» **Activity**
Return each line in the records below that includes "MoveRandomly".

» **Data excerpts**
§
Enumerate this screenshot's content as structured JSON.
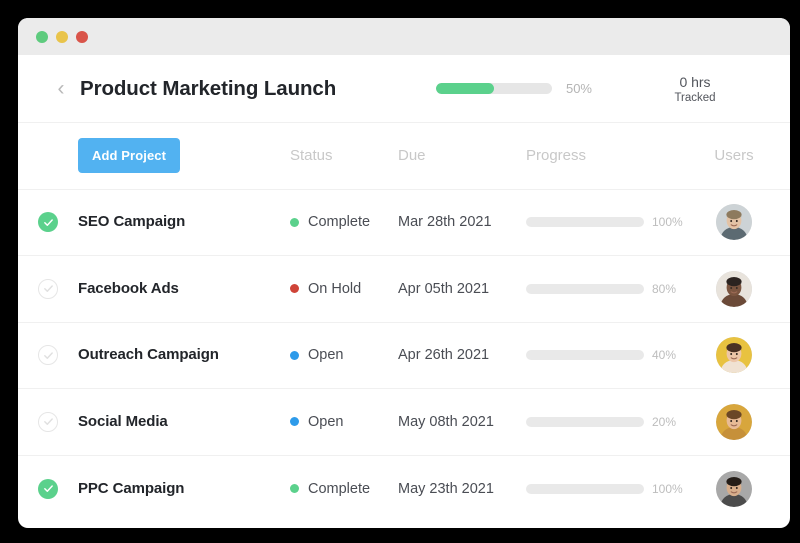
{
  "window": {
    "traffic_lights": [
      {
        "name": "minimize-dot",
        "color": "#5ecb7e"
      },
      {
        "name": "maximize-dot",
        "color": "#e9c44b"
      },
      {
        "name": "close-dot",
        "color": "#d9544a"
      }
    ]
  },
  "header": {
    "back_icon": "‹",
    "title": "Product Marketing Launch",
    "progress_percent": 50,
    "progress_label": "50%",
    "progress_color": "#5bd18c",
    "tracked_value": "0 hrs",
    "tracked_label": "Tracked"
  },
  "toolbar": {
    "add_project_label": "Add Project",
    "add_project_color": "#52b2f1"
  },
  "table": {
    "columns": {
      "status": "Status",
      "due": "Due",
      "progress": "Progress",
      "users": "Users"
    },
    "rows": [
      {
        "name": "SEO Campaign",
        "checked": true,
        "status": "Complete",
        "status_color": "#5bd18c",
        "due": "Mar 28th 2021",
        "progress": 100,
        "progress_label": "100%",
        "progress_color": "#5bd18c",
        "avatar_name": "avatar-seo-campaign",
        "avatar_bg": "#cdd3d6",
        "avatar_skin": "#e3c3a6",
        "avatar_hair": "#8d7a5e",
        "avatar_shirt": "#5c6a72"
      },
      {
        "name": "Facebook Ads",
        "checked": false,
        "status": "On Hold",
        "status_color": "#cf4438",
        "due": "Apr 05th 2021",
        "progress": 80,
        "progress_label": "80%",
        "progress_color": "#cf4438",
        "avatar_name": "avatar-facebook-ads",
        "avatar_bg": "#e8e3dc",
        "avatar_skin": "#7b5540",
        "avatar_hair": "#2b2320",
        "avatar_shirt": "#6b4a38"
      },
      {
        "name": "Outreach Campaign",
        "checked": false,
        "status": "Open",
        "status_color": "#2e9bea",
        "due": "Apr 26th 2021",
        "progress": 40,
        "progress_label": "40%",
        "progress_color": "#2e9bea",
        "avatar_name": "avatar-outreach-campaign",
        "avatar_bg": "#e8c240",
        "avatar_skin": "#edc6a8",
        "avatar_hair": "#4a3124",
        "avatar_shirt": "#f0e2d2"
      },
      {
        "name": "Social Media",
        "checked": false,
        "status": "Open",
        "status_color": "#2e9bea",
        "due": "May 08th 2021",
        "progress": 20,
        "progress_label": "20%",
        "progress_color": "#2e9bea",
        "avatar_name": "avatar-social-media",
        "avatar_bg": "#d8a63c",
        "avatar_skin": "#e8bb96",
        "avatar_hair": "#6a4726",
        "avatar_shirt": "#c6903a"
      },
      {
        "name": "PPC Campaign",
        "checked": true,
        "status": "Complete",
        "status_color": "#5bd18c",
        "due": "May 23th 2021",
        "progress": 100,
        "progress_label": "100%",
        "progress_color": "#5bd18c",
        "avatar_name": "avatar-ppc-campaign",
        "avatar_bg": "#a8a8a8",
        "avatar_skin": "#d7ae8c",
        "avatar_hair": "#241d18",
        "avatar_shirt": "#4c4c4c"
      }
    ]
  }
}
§
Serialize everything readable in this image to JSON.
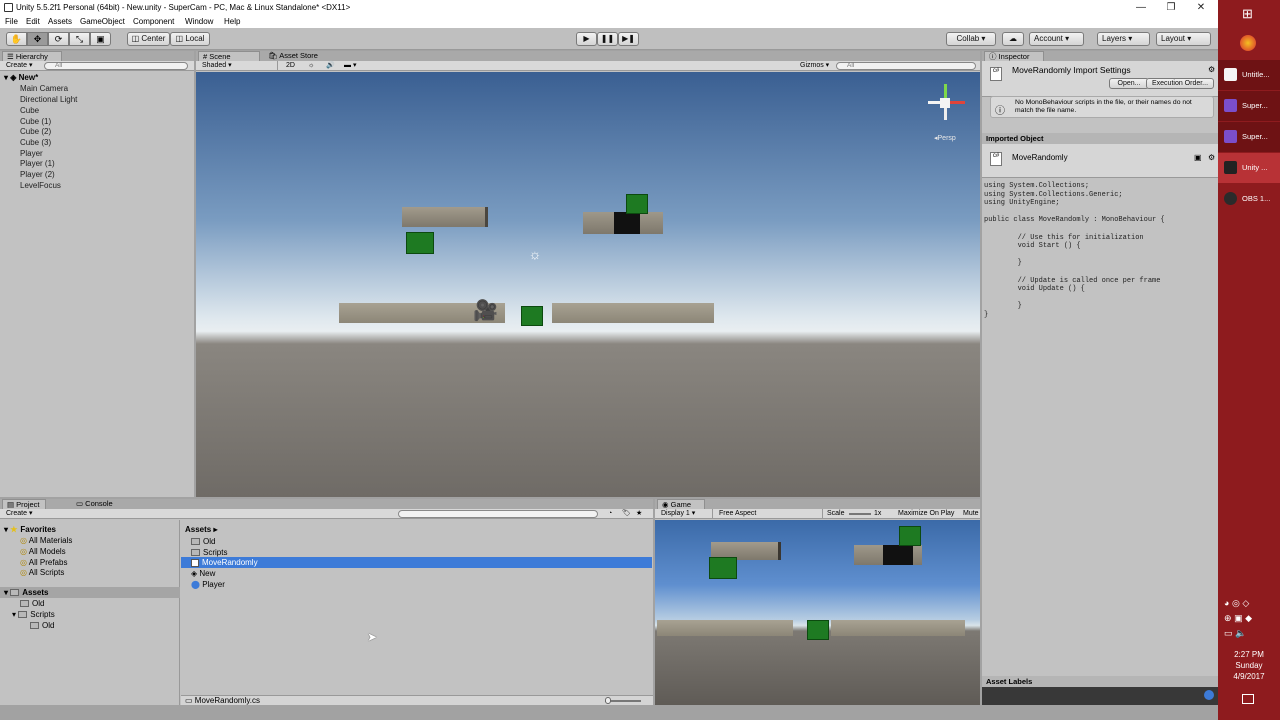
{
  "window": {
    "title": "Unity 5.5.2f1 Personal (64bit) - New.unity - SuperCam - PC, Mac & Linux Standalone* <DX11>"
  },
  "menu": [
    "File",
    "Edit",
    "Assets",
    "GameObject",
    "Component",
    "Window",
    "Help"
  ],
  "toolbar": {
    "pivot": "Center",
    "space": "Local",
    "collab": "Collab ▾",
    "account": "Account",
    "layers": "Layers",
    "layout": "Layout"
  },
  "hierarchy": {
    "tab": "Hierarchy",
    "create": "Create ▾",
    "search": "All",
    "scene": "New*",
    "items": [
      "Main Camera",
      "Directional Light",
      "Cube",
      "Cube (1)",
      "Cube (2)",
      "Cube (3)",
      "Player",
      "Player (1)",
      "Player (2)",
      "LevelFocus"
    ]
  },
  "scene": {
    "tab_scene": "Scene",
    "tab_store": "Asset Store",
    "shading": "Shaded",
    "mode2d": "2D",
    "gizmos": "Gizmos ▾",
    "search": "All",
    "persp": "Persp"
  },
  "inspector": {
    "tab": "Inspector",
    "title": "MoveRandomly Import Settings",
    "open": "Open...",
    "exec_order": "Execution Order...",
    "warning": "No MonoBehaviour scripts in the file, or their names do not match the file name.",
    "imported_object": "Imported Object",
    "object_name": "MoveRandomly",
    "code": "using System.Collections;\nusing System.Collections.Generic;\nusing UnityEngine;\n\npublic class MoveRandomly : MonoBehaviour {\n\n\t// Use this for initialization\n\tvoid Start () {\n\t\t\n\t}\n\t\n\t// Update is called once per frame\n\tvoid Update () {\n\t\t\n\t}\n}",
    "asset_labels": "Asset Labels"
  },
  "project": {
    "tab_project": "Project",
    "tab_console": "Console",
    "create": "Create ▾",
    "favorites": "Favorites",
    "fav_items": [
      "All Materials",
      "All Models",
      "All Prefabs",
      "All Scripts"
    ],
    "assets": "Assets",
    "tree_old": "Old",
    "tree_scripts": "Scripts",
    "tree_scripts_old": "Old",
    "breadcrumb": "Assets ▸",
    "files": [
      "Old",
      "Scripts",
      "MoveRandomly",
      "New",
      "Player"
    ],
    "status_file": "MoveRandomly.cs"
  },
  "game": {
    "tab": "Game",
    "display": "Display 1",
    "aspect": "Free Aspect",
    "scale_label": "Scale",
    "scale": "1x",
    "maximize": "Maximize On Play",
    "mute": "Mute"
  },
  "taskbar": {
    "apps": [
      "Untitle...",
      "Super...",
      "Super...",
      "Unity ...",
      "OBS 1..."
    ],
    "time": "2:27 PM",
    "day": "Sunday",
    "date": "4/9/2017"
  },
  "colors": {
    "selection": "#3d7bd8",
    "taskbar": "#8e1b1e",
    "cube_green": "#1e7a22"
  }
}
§
» **Finished task**
    "title": "MoveRandomly Import Settings",
    "object_name": "MoveRandomly",
    "code": "using System.Collections;\nusing System.Collections.Generic;\nusing UnityEngine;\n\npublic class MoveRandomly : MonoBehaviour {\n\n\t// Use this for initialization\n\tvoid Start () {\n\t\t\n\t}\n\t\n\t// Update is called once per frame\n\tvoid Update () {\n\t\t\n\t}\n}",
      "MoveRandomly",
    "status_file": "MoveRandomly.cs"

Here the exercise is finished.